WHAT IS REQUIRED: Present the count of lines in the entries below that hold "DIMM", and present nothing else.
GIVEN RECORDS Start Marker
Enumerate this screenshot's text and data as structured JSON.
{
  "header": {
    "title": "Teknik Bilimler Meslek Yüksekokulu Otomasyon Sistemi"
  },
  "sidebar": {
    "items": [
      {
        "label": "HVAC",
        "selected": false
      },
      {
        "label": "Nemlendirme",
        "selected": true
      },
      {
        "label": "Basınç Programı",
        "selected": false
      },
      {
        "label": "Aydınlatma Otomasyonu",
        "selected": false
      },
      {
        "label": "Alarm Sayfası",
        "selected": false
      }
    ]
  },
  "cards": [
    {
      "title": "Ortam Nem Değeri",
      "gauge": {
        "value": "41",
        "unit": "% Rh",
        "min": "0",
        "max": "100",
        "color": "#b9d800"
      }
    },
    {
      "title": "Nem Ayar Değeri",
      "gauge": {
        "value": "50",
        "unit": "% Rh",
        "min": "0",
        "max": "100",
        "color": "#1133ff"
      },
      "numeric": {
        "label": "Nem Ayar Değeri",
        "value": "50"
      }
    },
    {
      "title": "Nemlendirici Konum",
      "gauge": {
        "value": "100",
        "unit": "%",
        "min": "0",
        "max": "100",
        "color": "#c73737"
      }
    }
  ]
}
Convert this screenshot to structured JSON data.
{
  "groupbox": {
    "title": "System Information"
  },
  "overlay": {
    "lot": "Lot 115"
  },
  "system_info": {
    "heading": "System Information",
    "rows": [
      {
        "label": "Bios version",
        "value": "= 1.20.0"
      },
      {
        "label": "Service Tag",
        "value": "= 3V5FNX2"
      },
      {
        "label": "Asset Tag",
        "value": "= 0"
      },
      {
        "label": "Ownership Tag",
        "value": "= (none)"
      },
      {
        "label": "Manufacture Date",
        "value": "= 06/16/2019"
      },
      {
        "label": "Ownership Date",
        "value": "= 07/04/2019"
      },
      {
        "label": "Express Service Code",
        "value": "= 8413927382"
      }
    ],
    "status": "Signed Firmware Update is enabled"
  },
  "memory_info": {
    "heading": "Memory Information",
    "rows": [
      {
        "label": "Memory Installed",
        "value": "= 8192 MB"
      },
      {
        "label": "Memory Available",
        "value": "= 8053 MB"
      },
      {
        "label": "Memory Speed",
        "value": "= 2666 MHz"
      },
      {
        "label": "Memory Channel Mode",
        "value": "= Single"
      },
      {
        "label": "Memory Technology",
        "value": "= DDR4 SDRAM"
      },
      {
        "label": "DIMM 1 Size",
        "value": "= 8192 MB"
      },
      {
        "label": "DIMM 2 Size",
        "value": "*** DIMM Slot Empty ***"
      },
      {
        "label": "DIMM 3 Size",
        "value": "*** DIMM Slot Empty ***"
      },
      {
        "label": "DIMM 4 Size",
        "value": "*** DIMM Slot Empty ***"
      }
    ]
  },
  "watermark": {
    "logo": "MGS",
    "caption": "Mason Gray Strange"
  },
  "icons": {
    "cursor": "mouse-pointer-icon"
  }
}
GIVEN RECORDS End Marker
SOLUTION: 7